* PROBLEM DETAILS: Filter the records down to the lines that hold the word "this", and copy each of those lines.

* Entries from a dataset of interfaces:
>>>
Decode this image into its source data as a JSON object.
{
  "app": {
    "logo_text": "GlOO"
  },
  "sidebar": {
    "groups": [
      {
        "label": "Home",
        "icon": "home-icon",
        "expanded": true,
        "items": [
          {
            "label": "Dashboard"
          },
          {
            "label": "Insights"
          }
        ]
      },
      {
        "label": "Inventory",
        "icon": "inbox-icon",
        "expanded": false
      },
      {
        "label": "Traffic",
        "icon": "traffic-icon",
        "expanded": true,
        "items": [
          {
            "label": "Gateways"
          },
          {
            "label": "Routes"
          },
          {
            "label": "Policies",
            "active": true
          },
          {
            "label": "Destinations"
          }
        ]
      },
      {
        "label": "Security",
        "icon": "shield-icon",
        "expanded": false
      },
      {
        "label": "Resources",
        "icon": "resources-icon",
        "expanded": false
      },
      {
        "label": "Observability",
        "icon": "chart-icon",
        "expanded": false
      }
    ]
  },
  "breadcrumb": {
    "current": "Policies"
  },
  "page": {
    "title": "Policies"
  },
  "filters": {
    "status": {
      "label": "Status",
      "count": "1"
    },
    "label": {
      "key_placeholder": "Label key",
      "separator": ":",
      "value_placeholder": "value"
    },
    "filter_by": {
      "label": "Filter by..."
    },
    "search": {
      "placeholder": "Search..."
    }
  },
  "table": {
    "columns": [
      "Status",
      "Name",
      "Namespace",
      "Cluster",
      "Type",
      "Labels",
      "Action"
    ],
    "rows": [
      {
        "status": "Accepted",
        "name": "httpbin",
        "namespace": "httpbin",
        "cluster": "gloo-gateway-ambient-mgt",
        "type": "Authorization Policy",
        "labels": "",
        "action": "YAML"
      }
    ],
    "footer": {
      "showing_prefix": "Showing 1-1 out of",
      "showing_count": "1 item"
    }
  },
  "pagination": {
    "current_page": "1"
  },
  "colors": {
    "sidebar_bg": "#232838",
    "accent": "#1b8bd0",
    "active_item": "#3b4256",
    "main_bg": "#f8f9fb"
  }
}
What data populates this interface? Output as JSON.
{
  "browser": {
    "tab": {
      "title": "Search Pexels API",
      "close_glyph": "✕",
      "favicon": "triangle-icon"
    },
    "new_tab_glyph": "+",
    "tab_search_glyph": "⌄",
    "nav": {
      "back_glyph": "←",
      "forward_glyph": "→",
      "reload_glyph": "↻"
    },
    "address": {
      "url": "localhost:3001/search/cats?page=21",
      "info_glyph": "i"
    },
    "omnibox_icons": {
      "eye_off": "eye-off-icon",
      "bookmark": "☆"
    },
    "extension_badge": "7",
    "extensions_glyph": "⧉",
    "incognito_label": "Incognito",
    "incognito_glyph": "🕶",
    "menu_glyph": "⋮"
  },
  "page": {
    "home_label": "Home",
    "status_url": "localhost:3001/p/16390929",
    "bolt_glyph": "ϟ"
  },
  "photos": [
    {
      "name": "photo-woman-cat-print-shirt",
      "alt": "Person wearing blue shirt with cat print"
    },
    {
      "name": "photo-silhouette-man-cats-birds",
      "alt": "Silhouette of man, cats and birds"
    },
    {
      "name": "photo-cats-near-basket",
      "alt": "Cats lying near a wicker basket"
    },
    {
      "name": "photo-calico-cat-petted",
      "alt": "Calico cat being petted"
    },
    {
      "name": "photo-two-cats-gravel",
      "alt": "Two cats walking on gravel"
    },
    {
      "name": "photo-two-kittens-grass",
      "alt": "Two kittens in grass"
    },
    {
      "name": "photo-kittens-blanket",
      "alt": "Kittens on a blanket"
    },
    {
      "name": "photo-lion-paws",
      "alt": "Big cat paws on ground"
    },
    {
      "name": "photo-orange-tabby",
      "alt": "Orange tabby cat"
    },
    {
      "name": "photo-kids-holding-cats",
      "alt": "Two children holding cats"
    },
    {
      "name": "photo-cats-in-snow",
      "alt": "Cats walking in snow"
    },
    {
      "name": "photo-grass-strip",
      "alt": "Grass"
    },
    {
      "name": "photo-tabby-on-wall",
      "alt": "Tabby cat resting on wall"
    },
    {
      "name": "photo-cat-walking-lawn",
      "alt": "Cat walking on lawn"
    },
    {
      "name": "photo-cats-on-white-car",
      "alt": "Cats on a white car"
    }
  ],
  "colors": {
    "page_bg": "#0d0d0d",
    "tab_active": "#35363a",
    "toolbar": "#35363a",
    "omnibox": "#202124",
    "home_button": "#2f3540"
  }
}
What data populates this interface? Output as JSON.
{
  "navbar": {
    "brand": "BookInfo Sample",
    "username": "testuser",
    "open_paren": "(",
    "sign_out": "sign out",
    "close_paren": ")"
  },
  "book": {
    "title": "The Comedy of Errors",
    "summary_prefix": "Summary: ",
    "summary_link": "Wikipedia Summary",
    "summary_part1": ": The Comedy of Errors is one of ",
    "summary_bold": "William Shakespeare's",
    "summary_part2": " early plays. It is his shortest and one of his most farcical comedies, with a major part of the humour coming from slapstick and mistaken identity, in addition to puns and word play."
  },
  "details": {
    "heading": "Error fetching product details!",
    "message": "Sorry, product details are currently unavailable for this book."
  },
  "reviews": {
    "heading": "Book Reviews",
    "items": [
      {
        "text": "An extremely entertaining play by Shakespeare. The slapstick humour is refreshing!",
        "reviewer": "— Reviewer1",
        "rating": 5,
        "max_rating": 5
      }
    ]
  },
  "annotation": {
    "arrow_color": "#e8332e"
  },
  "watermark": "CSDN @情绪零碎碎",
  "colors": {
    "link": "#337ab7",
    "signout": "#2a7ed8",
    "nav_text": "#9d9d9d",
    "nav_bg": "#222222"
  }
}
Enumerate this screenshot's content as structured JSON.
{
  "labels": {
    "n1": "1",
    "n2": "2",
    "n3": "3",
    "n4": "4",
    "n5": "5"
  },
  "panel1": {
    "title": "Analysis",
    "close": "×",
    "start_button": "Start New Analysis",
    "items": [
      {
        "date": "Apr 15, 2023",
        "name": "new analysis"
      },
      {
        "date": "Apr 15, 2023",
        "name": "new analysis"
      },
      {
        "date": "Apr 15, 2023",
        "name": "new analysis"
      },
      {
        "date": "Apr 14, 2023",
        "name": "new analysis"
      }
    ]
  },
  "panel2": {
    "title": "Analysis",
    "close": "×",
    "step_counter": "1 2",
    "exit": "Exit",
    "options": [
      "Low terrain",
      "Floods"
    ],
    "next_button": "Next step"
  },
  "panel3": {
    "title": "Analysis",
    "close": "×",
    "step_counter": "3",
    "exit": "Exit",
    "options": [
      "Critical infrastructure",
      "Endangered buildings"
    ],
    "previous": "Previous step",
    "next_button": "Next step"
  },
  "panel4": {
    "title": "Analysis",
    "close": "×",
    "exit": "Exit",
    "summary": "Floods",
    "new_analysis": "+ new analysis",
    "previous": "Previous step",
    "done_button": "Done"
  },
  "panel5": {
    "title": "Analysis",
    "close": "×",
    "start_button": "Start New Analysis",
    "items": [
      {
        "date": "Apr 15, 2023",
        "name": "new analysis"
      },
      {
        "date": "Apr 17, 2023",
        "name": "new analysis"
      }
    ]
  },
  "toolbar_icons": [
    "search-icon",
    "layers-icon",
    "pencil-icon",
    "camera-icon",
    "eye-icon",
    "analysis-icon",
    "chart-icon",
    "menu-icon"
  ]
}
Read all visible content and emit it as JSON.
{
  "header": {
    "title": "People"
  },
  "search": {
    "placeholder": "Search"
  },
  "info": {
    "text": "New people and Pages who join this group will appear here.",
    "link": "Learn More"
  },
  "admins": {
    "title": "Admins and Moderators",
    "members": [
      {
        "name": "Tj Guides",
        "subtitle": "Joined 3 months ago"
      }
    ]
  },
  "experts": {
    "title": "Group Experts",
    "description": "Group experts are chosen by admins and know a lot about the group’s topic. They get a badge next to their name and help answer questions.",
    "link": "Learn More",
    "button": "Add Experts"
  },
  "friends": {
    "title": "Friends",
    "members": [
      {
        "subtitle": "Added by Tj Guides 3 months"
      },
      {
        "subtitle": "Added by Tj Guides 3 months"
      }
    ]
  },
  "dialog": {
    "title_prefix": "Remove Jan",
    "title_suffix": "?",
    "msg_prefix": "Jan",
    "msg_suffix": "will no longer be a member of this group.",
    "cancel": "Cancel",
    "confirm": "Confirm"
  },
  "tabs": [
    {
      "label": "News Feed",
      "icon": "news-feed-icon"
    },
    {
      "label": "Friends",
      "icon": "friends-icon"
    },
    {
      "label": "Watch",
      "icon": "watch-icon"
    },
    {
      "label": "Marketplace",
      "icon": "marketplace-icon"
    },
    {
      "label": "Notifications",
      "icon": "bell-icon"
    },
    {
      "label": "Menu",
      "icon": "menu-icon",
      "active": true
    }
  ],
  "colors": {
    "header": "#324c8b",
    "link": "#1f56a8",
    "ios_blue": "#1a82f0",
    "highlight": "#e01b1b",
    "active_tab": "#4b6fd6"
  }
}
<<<
* RESPONSE BELOW:
Decode this image into its source data as a JSON object.
What data populates this interface? Output as JSON.
What data populates this interface? Output as JSON.
    "message": "Sorry, product details are currently unavailable for this book."
Enumerate this screenshot's content as structured JSON.
    "text": "New people and Pages who join this group will appear here.",
    "msg_suffix": "will no longer be a member of this group.",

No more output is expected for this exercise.